Kurbongol Kosimova, a widow of the civil war, was herself enduring the daily trials of living in a war-torn state when she left her work at a metropolitan hospital to assist women and children in the rural and mountainous area of Kulob. There, the lack of access to social services and medical care was severe. In 1993, along with four other widows, she established Najoti Kudakon (NGO). Her organization, which means ‘Save the Children’, runs the country’s only-existing long-term safe house, and supports survivors by forming sustainable self-help groups and training women in innovative ways to be financially self-sufficient.
Kurbongol and her organization achieved a significant milestone in 2013 after years of sustained advocacy and lobbying when Tajikistan adopted a Law on the Prevention of Domestic Violence. However, implementation and access to services continue to be a critical challenge, particularly in rural and isolated areas of the country where many harmful traditional practices still exist.
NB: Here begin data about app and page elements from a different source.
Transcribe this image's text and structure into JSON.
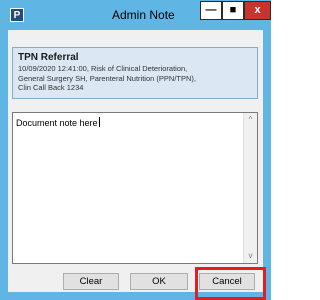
{
  "window": {
    "title": "Admin Note",
    "app_icon_letter": "P",
    "controls": {
      "minimize": "—",
      "maximize": "■",
      "close": "x"
    }
  },
  "header": {
    "title": "TPN Referral",
    "lines": [
      "10/09/2020 12:41:00, Risk of Clinical Deterioration,",
      "General Surgery SH, Parenteral Nutrition (PPN/TPN),",
      "Clin Call Back 1234"
    ]
  },
  "note": {
    "value": "Document note here",
    "scroll_up": "^",
    "scroll_down": "v"
  },
  "buttons": {
    "clear": "Clear",
    "ok": "OK",
    "cancel": "Cancel"
  },
  "colors": {
    "titlebar": "#5fb5e3",
    "close_button": "#c7342c",
    "header_panel": "#dbe7f3",
    "highlight": "#e02020"
  }
}
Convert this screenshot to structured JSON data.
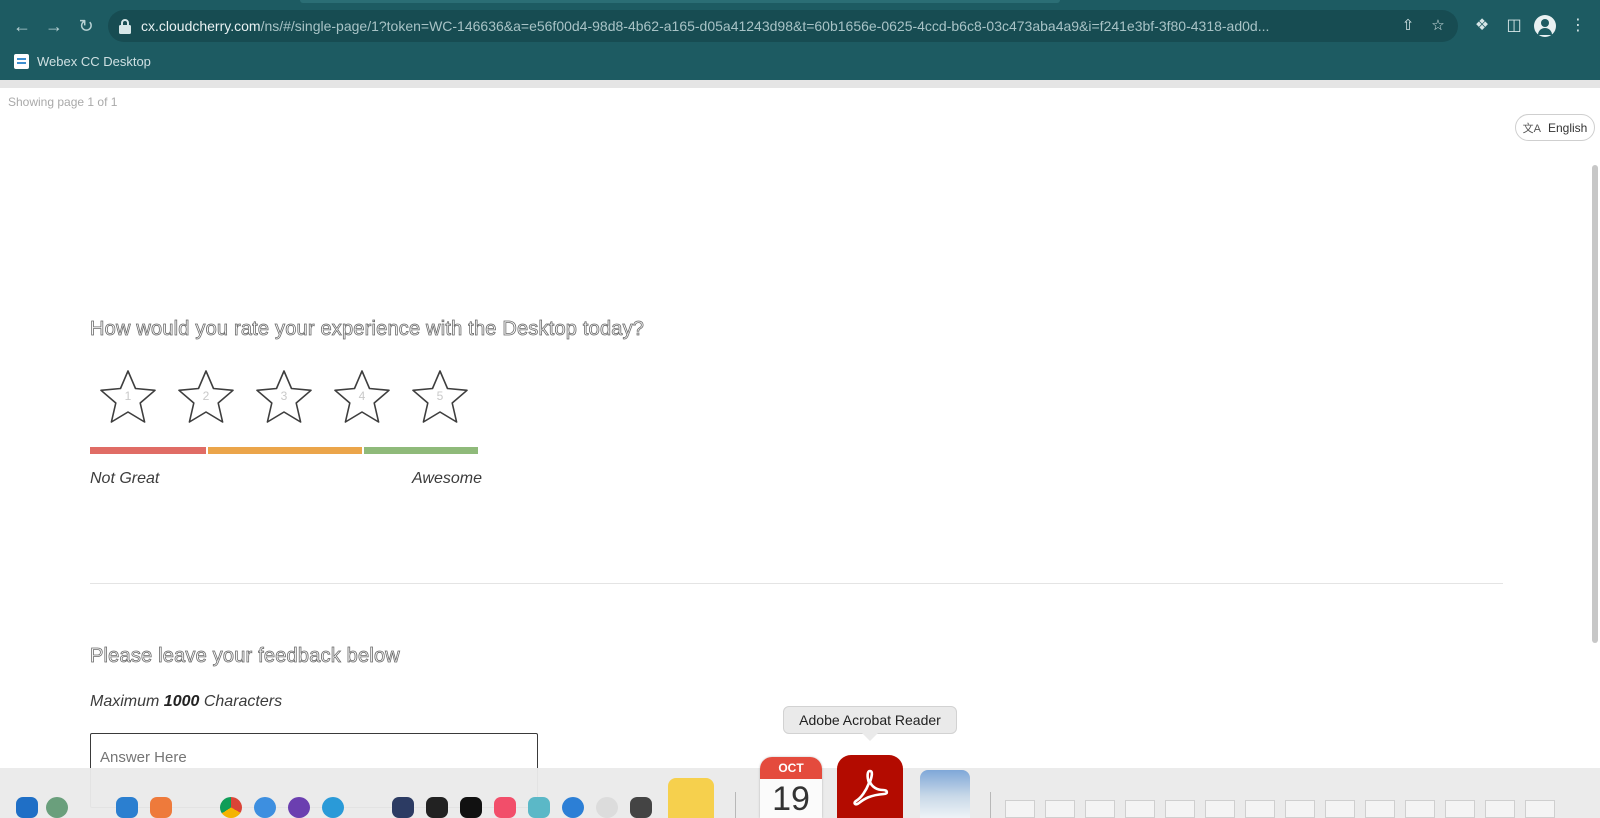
{
  "browser": {
    "url_host": "cx.cloudcherry.com",
    "url_rest": "/ns/#/single-page/1?token=WC-146636&a=e56f00d4-98d8-4b62-a165-d05a41243d98&t=60b1656e-0625-4ccd-b6c8-03c473aba4a9&i=f241e3bf-3f80-4318-ad0d...",
    "bookmark_label": "Webex CC Desktop"
  },
  "page": {
    "page_count": "Showing page 1 of 1",
    "language": "English"
  },
  "rating": {
    "question": "How would you rate your experience with the Desktop today?",
    "stars": [
      "1",
      "2",
      "3",
      "4",
      "5"
    ],
    "low_label": "Not Great",
    "high_label": "Awesome",
    "scale_colors": [
      "#e06c65",
      "#eba54a",
      "#8fba7a"
    ]
  },
  "feedback": {
    "question": "Please leave your feedback below",
    "max_prefix": "Maximum",
    "max_value": "1000",
    "max_suffix": "Characters",
    "placeholder": "Answer Here"
  },
  "dock": {
    "tooltip": "Adobe Acrobat Reader",
    "calendar_month": "OCT",
    "calendar_day": "19"
  }
}
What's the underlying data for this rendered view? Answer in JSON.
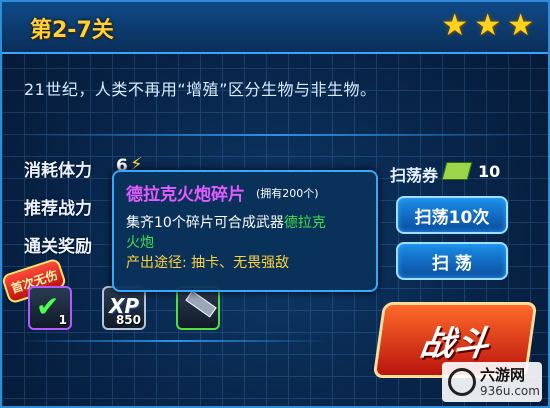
{
  "header": {
    "stage_title": "第2-7关",
    "stars": [
      "★",
      "★",
      "★"
    ]
  },
  "description": "21世纪，人类不再用“增殖”区分生物与非生物。",
  "stats": {
    "stamina_label": "消耗体力",
    "stamina_value": "6",
    "recommended_label": "推荐战力",
    "reward_label": "通关奖励"
  },
  "rewards": {
    "first_clear_badge": "首次无伤",
    "items": [
      {
        "icon": "cannon-shard-icon",
        "count": "1"
      },
      {
        "icon": "xp-icon",
        "text": "XP",
        "count": "850"
      },
      {
        "icon": "weapon-icon",
        "count": ""
      }
    ]
  },
  "sweep": {
    "ticket_label": "扫荡券",
    "ticket_count": "10",
    "sweep10_label": "扫荡10次",
    "sweep_label": "扫 荡"
  },
  "fight_button": "战斗",
  "tooltip": {
    "title": "德拉克火炮碎片",
    "owned": "(拥有200个)",
    "line1_prefix": "集齐10个碎片可合成武器",
    "line1_highlight": "德拉克",
    "line2_highlight": "火炮",
    "line3_label": "产出途径:",
    "line3_value": "抽卡、无畏强敌"
  },
  "watermark": {
    "site": "六游网",
    "url": "936u.com"
  },
  "colors": {
    "accent": "#38a6ff",
    "gold": "#ffd23a",
    "purple": "#e35bff",
    "green": "#3fe04b"
  }
}
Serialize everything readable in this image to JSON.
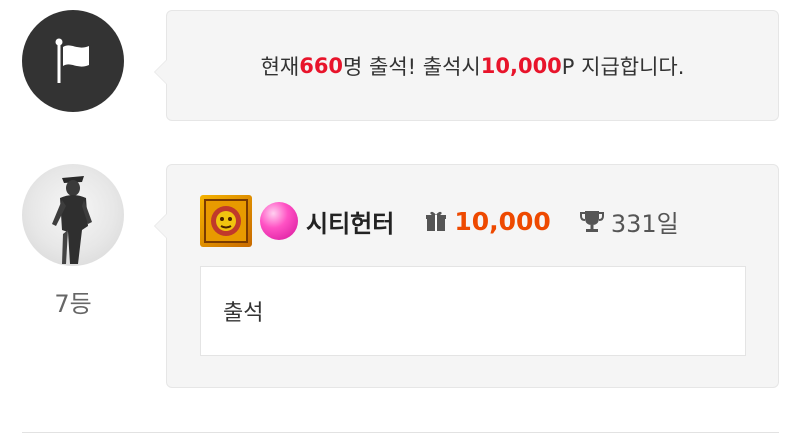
{
  "notice": {
    "prefix": "현재 ",
    "count": "660",
    "middle": "명 출석! 출석시 ",
    "points": "10,000",
    "suffix": "P 지급합니다."
  },
  "entry": {
    "rank": "7등",
    "nickname": "시티헌터",
    "points": "10,000",
    "days": "331일",
    "comment": "출석"
  },
  "icons": {
    "notice": "flag-icon",
    "gift": "gift-icon",
    "trophy": "trophy-icon",
    "level": "level-badge-icon",
    "gem": "pink-gem-icon"
  },
  "colors": {
    "highlight_red": "#e8142b",
    "points_orange": "#ee4900",
    "bubble_bg": "#f5f5f5"
  }
}
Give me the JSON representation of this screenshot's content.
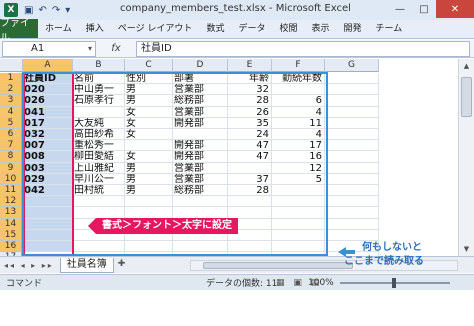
{
  "window": {
    "title": "company_members_test.xlsx - Microsoft Excel",
    "app_icon": "X",
    "qat_icons": [
      "save-icon",
      "undo-icon",
      "redo-icon",
      "customize-icon"
    ],
    "controls": [
      "—",
      "□",
      "✕"
    ]
  },
  "ribbon": {
    "file_tab": "ファイル",
    "tabs": [
      "ホーム",
      "挿入",
      "ページ レイアウト",
      "数式",
      "データ",
      "校閲",
      "表示",
      "開発",
      "チーム"
    ],
    "right_icons": [
      "△",
      "?",
      "—",
      "□",
      "✕"
    ]
  },
  "formula_bar": {
    "name_box": "A1",
    "fx_label": "fx",
    "content": "社員ID"
  },
  "grid": {
    "columns": [
      "A",
      "B",
      "C",
      "D",
      "E",
      "F",
      "G"
    ],
    "rows": [
      "1",
      "2",
      "3",
      "4",
      "5",
      "6",
      "7",
      "8",
      "9",
      "10",
      "11",
      "12",
      "13",
      "14",
      "15",
      "16",
      "17"
    ],
    "data": [
      [
        "社員ID",
        "名前",
        "性別",
        "部署",
        "年齢",
        "勤続年数"
      ],
      [
        "020",
        "中山勇一",
        "男",
        "営業部",
        "32",
        ""
      ],
      [
        "026",
        "石原孝行",
        "男",
        "総務部",
        "28",
        "6"
      ],
      [
        "041",
        "",
        "女",
        "営業部",
        "26",
        "4"
      ],
      [
        "017",
        "大友純",
        "女",
        "開発部",
        "35",
        "11"
      ],
      [
        "032",
        "高田紗希",
        "女",
        "",
        "24",
        "4"
      ],
      [
        "007",
        "重松秀一",
        "",
        "開発部",
        "47",
        "17"
      ],
      [
        "008",
        "柳田愛結",
        "女",
        "開発部",
        "47",
        "16"
      ],
      [
        "003",
        "上山雅紀",
        "男",
        "営業部",
        "",
        "12"
      ],
      [
        "029",
        "早川公一",
        "男",
        "営業部",
        "37",
        "5"
      ],
      [
        "042",
        "田村統",
        "男",
        "総務部",
        "28",
        ""
      ]
    ]
  },
  "sheet_bar": {
    "nav": "◂◂ ◂ ▸ ▸▸",
    "sheet_tab": "社員名簿",
    "new_sheet_icon": "new-sheet-icon"
  },
  "status_bar": {
    "mode": "コマンド",
    "count": "データの個数: 11",
    "zoom": "100%",
    "view_icons": "▦ ▣ ▤"
  },
  "annotations": {
    "red_label": "書式＞フォント＞太字に設定",
    "blue_label_line1": "何もしないと",
    "blue_label_line2": "ここまで読み取る"
  }
}
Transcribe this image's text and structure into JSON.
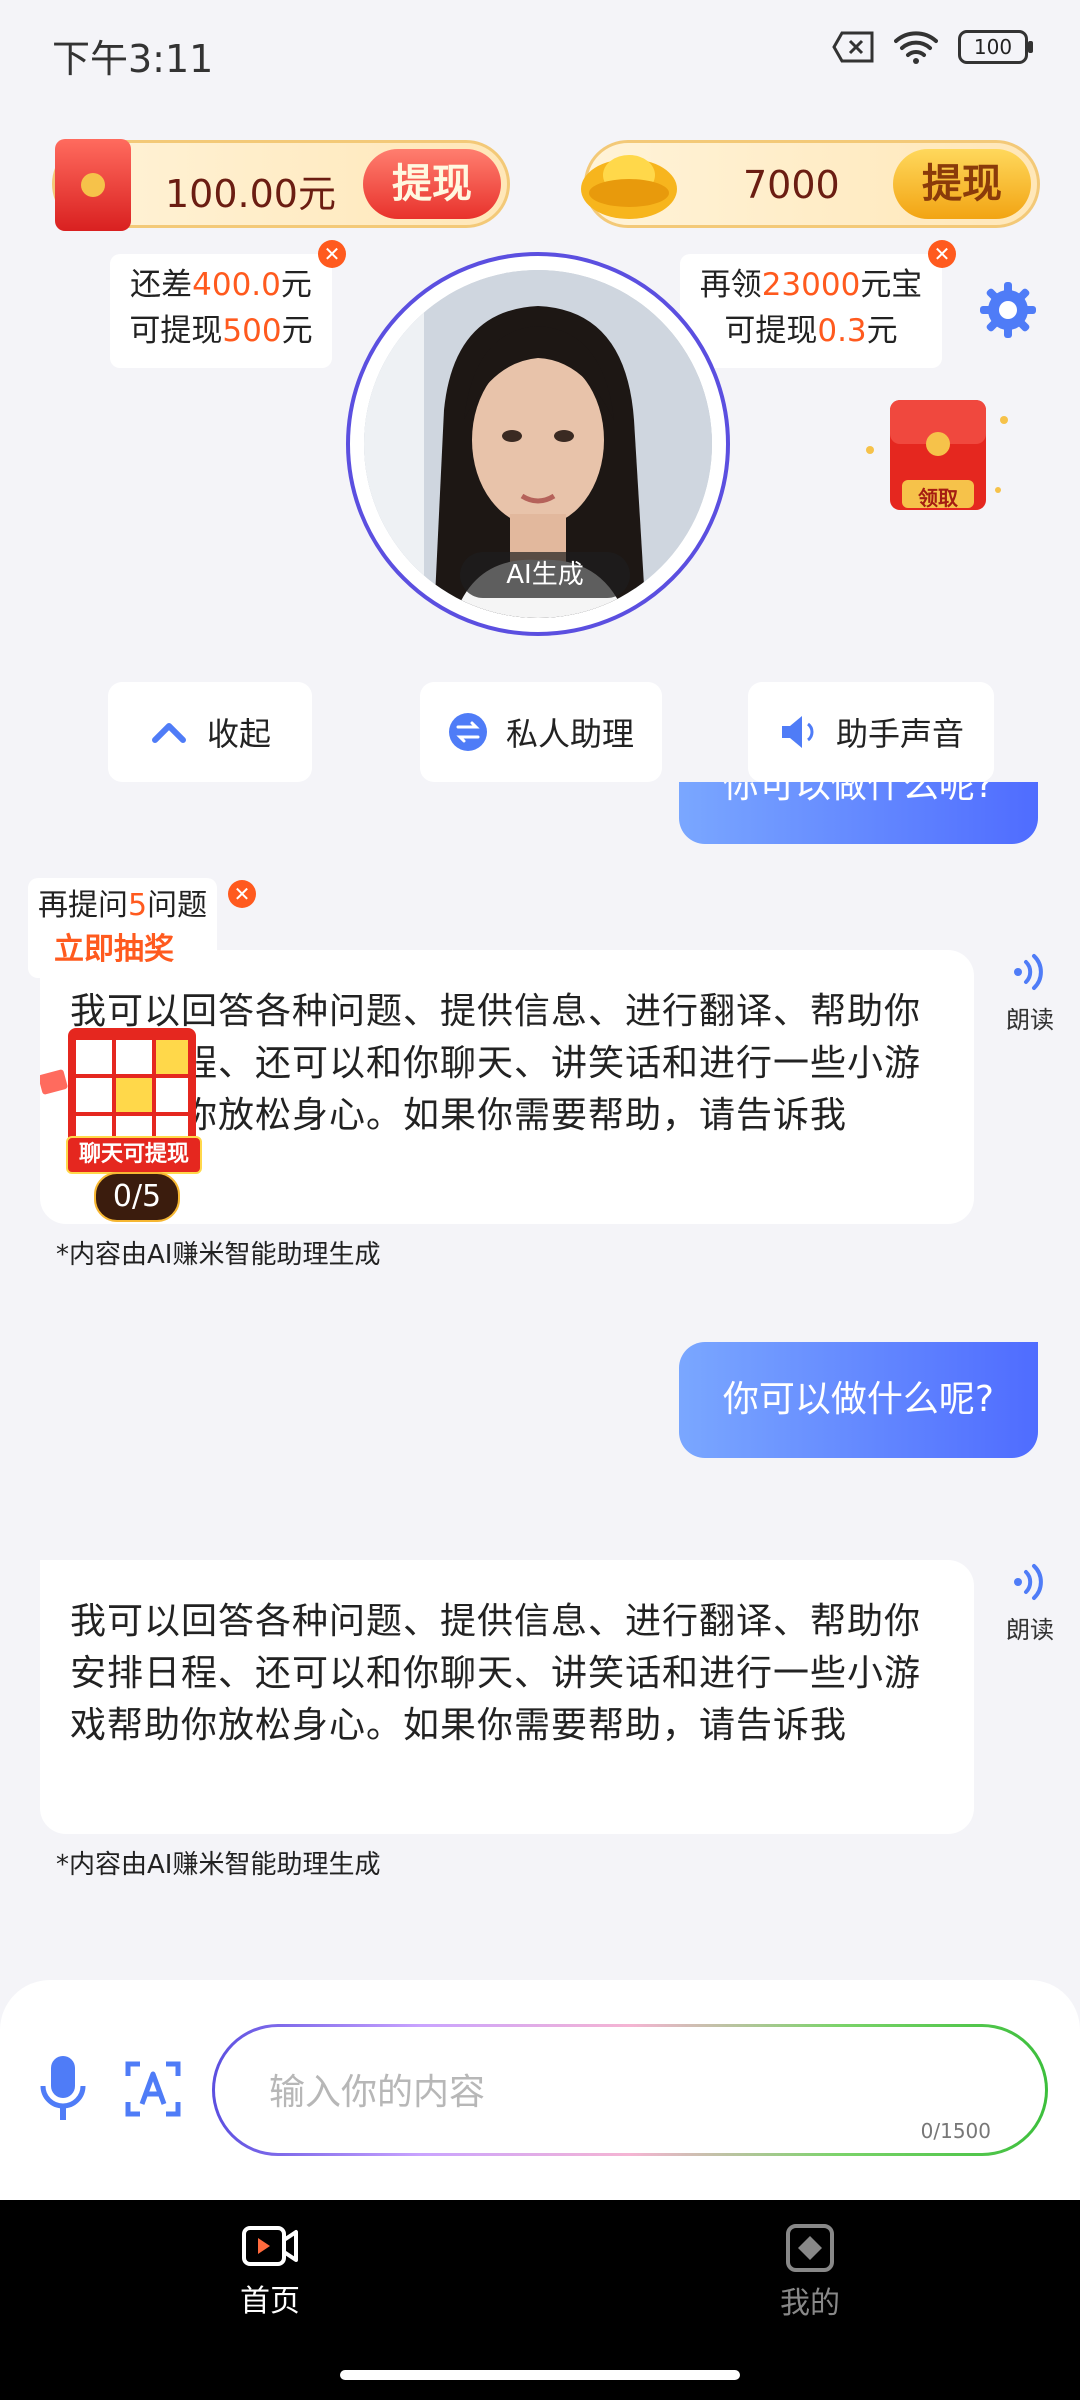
{
  "status": {
    "time": "下午3:11",
    "battery": "100"
  },
  "cash_card": {
    "amount": "100.00元",
    "button": "提现"
  },
  "gold_card": {
    "amount": "7000",
    "button": "提现"
  },
  "tip_left": {
    "line1_pre": "还差",
    "line1_hl": "400.0",
    "line1_post": "元",
    "line2_pre": "可提现",
    "line2_hl": "500",
    "line2_post": "元"
  },
  "tip_right": {
    "line1_pre": "再领",
    "line1_hl": "23000",
    "line1_post": "元宝",
    "line2_pre": "可提现",
    "line2_hl": "0.3",
    "line2_post": "元"
  },
  "avatar": {
    "tag": "AI生成"
  },
  "gift": {
    "label": "领取"
  },
  "actions": {
    "collapse": "收起",
    "assistant": "私人助理",
    "voice": "助手声音"
  },
  "promo": {
    "line1_pre": "再提问",
    "line1_hl": "5",
    "line1_post": "问题",
    "line2": "立即抽奖",
    "grid_title": "聊天可提现",
    "count": "0/5"
  },
  "chat": {
    "user_message": "你可以做什么呢?",
    "ai_message": "我可以回答各种问题、提供信息、进行翻译、帮助你安排日程、还可以和你聊天、讲笑话和进行一些小游戏帮助你放松身心。如果你需要帮助，请告诉我",
    "note": "*内容由AI赚米智能助理生成",
    "read_label": "朗读"
  },
  "input": {
    "placeholder": "输入你的内容",
    "counter": "0/1500"
  },
  "nav": {
    "home": "首页",
    "mine": "我的"
  },
  "colors": {
    "accent": "#5b4fe0",
    "highlight": "#ff5a1e",
    "user_bubble": "#4f6cff"
  }
}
Wedding ceremonies that are not registered in any institution leaves them without possibility to divorce, receive alimony, or have legal protection. In rare situations of divorce, it is perceived as the ultimate punishment, as the woman’s social and economic status depends heavily on the husband’s will. Early marriages are rampant with men having the right to refuse a “non-virgin” wife. Women suffer from lack of access to the labor market, employment opportunities, education, information, knowledge of basic human rights, and economic deprivation. Living under fear and threat of being dishonored by their families many are driven to suicide and self-immolation due to high levels of violence experienced and the absence of any support. Now, under the leadership of Kosimova who has emerged as Najoti Kudakon’s powerful martriarch, these women have access to services such as psychological help, first aid, legal advice, legal document drafting, and court support. To date, nine cases of violence against women have reached the courts.
With a focus on generating independence and self-reliance, survivors also now have access to educational programs and trainings, and development of professional skills along with education on prevention of conflict situations at work. Referral mechanisms are greatly improved through a network of Women’s Support Groups in underserved communities with additional groups in more remote rural areas. These groups have become active community mobilizers against violence, organizing events and materials to share information about the new law and women’s rights to increase the awareness of the general public and decision-makers. While the effects of the new law are still to be seen, Najoti Kudakon, persists in pressuring and mobilizing local authorities to develop common strategies to protect these women.
Celebrate Mother’s Day by supporting women and mothers around the globe. Your purchase of Yuwei jewelry benefits the United Nations Trust Fund to End Violence against Women (UNTF), which provides funds in the form of grants to Najoti Kudakon.
For more information on the exclusive jewelry collection benefitting the UNTF, please visit: http://yuweidesigns.com/opportunity/